(Data about app and page elements)
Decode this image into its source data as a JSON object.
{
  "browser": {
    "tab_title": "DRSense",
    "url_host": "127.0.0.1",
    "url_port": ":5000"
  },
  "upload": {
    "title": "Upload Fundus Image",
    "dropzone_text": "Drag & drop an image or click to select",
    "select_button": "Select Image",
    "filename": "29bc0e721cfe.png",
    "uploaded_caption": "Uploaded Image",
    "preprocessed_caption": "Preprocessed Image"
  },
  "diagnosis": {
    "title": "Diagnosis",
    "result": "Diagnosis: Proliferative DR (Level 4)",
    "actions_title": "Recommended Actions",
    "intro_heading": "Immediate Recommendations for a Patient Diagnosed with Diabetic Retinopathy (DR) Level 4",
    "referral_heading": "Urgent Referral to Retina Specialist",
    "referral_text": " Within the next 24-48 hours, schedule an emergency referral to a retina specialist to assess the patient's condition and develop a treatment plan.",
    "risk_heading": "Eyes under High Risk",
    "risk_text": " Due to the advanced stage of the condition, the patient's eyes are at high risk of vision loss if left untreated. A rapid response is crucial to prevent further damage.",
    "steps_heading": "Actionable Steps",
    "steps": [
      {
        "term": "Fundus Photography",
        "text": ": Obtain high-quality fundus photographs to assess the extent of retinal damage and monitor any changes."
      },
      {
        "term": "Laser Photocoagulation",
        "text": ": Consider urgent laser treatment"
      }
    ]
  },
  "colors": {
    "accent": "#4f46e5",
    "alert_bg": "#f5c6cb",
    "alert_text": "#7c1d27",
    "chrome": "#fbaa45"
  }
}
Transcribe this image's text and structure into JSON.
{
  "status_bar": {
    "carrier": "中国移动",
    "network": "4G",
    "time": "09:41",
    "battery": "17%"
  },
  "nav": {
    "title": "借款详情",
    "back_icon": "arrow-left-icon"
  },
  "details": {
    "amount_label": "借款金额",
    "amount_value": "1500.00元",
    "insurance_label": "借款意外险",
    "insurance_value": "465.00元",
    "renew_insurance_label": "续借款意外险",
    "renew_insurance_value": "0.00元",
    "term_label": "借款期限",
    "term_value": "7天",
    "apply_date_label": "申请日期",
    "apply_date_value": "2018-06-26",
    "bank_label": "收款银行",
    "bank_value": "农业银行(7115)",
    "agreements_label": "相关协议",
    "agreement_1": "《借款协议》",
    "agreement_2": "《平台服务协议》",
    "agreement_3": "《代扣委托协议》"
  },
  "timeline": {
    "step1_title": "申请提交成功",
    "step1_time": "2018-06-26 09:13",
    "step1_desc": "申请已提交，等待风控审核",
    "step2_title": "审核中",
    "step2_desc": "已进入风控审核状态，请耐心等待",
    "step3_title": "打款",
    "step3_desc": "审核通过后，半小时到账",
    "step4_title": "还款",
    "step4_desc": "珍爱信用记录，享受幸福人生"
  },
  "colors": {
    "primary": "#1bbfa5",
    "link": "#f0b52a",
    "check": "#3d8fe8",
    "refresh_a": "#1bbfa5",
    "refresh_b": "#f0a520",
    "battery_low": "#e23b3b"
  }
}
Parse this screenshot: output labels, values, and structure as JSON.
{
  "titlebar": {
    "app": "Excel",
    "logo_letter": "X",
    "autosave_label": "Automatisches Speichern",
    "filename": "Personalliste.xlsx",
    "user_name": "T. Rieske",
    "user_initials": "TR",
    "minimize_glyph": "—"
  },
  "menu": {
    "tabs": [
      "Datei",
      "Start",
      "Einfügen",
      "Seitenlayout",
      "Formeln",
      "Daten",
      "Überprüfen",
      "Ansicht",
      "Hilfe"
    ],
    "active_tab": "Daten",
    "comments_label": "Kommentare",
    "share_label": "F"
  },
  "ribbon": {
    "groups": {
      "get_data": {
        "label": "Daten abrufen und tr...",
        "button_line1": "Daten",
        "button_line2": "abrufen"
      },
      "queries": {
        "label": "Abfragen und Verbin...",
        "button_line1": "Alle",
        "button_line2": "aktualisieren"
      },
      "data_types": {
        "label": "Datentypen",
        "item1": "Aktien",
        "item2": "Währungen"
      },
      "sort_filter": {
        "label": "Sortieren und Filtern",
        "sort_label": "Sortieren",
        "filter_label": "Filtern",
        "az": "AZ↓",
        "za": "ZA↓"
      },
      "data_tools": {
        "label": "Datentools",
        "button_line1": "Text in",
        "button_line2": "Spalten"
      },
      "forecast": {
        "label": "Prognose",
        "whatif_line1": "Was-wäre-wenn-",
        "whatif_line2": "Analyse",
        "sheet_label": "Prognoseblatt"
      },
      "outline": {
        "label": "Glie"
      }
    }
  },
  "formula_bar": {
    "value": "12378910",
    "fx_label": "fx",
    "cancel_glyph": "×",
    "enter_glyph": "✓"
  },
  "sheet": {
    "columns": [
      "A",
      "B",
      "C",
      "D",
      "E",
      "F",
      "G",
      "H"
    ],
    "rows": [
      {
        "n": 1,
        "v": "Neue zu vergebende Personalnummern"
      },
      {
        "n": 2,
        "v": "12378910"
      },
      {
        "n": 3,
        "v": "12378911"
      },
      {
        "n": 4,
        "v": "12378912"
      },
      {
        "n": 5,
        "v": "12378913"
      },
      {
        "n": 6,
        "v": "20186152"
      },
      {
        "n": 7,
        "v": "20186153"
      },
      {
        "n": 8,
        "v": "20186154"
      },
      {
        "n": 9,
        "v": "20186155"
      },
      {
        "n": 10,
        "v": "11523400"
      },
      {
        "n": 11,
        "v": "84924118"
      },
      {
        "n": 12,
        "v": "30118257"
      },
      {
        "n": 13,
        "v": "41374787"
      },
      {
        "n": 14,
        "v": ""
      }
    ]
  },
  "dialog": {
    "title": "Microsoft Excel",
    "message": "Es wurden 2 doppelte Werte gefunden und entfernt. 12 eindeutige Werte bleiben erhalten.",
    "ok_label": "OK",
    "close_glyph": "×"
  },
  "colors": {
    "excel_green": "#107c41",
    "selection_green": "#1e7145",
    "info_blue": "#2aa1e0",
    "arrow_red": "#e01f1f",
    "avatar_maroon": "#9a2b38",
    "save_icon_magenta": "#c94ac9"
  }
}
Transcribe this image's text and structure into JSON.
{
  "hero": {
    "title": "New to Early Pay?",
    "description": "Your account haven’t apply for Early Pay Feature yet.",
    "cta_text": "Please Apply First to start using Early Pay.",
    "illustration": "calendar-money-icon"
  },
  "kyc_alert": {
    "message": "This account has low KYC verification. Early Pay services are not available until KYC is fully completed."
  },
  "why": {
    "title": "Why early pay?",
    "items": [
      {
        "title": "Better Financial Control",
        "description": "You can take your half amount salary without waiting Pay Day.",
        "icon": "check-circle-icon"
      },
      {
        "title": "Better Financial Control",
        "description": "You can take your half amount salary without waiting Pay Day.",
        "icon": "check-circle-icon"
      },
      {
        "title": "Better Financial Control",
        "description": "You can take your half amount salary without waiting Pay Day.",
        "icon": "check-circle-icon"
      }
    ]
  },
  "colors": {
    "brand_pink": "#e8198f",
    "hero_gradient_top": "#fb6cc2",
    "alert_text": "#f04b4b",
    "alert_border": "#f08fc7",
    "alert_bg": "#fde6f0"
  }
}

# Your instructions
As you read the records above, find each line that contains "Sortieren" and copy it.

# Written reply
        "label": "Sortieren und Filtern",
        "sort_label": "Sortieren",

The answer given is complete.